Punch Like a Girl

Krossing, Karen (Author)
Orca 2015. 234 pages
First published: 2015
ISBN: 9781459808287 (paperback)
Original language: English
Book type: Novel
Book genre: Realistic

Text Elements:

characterization, conflict, dialogue, evocative language, figurative language, point of view, setting

Reading Range

 
Cycle
Elementary
Secondary
 
1
2
3
1
2
ELA
K
1
2
3
4
5
6
1
2
3
4
5
ESL
1
2
3
4
5
6
1
2
3
4
5
ESL Intensive & Enriched
5
6
1
2
3
4
5

Description:

Violence against women and children is cleverly and constructively addressed in this engaging story of 17-year-old Tori’s recovery from her ex-boyfriend’s sexual assault. Anger, fear and a false bravado characterize Tori’s voice as she tries to put the assault behind her in secret, which only makes her feel isolated and aggressive.

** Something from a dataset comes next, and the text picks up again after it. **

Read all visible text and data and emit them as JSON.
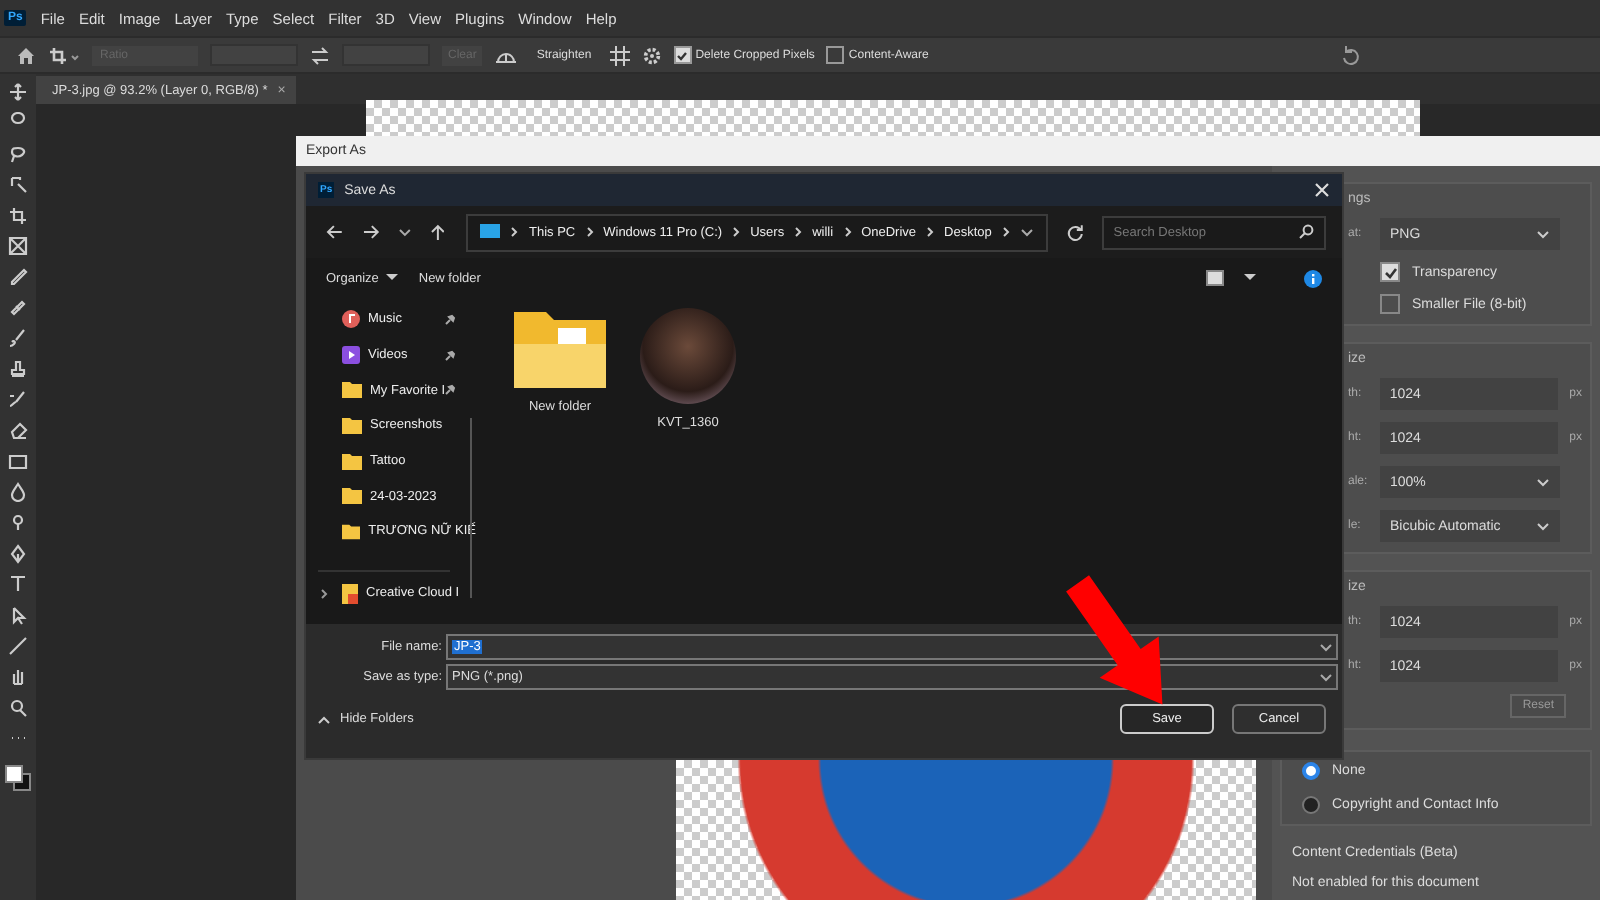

A fast-paced plot includes storylines of healthy love relationships among her friends, gender-bending experiments with fashion and a keen eye for social hypocrisies, including double standards of behaviour for men and women: “‘Didn’t we teach you to handle conflict in other ways?’ ‘You did, Mom, but Dad’s been known to throw a punch in his time, and no one made him do community service.’”

New relationships at a women’s shelter offer Tori a chance to help and also heal, while offering readers a broader perspective on her ex-boyfriend’s controlling and violent ways—even while Tori needs more time to process: “You can’t go through this by yourself,” her friend Alena counsels. “‘Why not?’ I echo back. ‘No one came when I screamed.’”

In the end, Tori’s key role in solving a child abduction from the shelter and a showdown with her ex-boyfriend on the night of “anti-prom” offer satisfying avenues for empowerment and recovery, as she learns to speak out against violence and injustice: “There’s more than one way to punch back.”

  •  

    The text offers readers the opportunity to explore the effects of abusive relationships on the victim. Read the opening chapter as a group and discuss how the book is set up in the beginning. Make predictions about how the story will unfold.

  •  

    In small groups, discuss how Tori is characterized initially and return to the topic during reading. Pay attention to the subtle clues Tori offers such as the change in her personality in the opening chapters.

  •  

    Use this as part of a text set that explores issues related to violence in dating relationships. Use a production process to write an expository text such as an opinion piece or article about the topic.

  •  

    In small groups, discuss why you think victims of abuse often remain quiet and choose not to speak of it or seek help. Suggest strategies that will encourage victims to speak out. How and where can they get help?

  •  As you read, look for parallels between Casey and Tori. What experiences and personality traits do they share?
  •  

    The book ends with Tori thinking: “Life is brutal. Horrible things happen to innocent people. But there’s more than one way to punch back.” With a partner, create an awareness campaign about ways that victims of abuse can “punch back.” Include proactive strategies as well.

  • To communicate appropriately
  • To exercise critical judgment
  • Health and Well-Being
  • Personal Development
  • Social Sciences